The Fostering Innovative Sanitation and Hygiene (FISH) Project in Monrovia funded by the African Water Facility (AWF) was showcased and recognized on November 21 and 22 as one of 17 outstanding climate innovations during the UN Climate Change Conference in Warsaw, Poland.
FISH is the Government of Liberia’s first initiative to provide fecal sludge management services to unsewered poor areas of Liberia since the end of the civil war in 2003. This activity enhances capacity for sustainable city-wide fecal sludge management through a community-driven approach. It is doing so by improving the toilet facilities of households, by rehabilitating the sewerage system, by implementing communal toilet facilities for dense settlements and by providing public toilet facilities in marketplaces.
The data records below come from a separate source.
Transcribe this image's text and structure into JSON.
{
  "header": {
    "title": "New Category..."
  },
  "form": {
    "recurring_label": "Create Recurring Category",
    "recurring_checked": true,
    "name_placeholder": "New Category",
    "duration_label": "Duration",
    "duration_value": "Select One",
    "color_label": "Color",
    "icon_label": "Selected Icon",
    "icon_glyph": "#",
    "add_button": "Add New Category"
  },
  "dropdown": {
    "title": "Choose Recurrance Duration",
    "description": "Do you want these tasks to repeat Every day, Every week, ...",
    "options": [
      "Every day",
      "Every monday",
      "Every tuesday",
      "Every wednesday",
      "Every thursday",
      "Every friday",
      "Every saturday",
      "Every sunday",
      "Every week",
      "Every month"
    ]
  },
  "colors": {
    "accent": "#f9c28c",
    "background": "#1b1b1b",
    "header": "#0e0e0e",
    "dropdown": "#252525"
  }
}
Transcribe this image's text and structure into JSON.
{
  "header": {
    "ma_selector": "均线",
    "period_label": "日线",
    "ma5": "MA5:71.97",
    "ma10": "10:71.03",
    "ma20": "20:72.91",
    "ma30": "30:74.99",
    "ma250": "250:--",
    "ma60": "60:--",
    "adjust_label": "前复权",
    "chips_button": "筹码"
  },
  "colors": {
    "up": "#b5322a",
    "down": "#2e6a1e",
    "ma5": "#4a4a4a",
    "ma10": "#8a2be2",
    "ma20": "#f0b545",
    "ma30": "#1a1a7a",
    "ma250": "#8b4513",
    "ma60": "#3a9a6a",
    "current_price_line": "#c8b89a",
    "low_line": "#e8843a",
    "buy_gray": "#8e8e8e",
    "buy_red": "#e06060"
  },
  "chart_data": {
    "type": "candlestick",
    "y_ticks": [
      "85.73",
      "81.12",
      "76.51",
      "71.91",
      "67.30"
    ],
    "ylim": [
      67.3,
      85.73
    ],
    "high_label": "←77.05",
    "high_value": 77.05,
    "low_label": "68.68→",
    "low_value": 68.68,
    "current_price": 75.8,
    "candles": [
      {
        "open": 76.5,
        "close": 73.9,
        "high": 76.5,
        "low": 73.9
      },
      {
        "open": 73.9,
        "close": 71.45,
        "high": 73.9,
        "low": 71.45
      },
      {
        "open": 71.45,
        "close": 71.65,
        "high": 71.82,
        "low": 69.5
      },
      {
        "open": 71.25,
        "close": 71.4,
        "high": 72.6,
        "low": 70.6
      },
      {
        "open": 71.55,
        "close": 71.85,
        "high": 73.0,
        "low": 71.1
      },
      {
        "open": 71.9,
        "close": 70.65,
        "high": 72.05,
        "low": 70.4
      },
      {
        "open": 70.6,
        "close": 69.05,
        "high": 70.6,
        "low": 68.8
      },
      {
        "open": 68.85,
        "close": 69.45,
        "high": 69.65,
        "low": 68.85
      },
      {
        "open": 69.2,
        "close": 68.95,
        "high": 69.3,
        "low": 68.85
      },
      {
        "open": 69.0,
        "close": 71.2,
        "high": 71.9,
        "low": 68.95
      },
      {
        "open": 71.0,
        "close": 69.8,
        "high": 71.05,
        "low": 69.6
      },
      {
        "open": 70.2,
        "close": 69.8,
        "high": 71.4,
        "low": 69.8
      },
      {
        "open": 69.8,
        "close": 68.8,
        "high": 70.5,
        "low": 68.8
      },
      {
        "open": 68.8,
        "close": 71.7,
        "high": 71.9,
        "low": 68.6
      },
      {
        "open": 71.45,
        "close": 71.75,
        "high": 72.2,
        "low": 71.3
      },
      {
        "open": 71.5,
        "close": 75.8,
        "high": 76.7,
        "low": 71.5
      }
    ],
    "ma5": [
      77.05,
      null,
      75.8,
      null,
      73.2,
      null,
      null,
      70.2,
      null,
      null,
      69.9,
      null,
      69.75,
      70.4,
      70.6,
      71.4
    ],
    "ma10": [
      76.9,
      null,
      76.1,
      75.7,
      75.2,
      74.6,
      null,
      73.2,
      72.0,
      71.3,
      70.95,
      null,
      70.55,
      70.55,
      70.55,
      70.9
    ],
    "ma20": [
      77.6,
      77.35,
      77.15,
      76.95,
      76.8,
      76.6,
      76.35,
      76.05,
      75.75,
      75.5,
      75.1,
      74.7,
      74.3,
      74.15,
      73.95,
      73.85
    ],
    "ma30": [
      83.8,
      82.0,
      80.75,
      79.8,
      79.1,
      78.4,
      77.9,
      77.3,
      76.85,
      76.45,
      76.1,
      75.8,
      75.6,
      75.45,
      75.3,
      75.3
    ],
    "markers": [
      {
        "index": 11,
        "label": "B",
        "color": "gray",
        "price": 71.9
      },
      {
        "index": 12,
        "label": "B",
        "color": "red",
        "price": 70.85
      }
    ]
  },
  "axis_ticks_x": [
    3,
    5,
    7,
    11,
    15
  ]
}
In her introduction, Kelly Rigg, Chair of the Momentum for Change Advisory Panel at the United Nations Framework Convention on Climate Change (UNFCCC), highlighted how the selected projects provided a guiding light “on the transformational societal shift underway to address climate change.” These activities, she said, demonstrate the potential to replicate and scale-up action in communities around the world.
The Monrovia City Corporation of the Government of Liberia received a 1.2 million euro grant from the African Water Facility, a special fund hosted by the African Development Bank, to finance the FISH Project.
For Ellen Pratt, Project Manager of FISH, this recognition provides an extra push, for an idea that is now becoming more and more established and relevant for the human development dimension of Monrovia’s emergence from conflict. “It provides relevance to something we thought was a good idea and it provides strong evidence that we are heading in the right direction,” said the project manager.
The 2013 Lighthouse Activities were selected by a 16-member, international advisory panel as part of the secretariat’s Momentum for Change initiative, which is funded by the Bill and Melinda Gates Foundation and the Rockefeller Foundation, and operates in partnership with the World Economic Forum.
The next step would be to scale up the project, said Pratt. “There are 14 other urban county capitals that are in urgent need of such initiatives, hence the need to replicate the activities nationwide.” According to Pratt, less than five per cent of the country has adequate sewage systems and fecal sludge is not being treated. More human and financial capital would be needed for further expansion.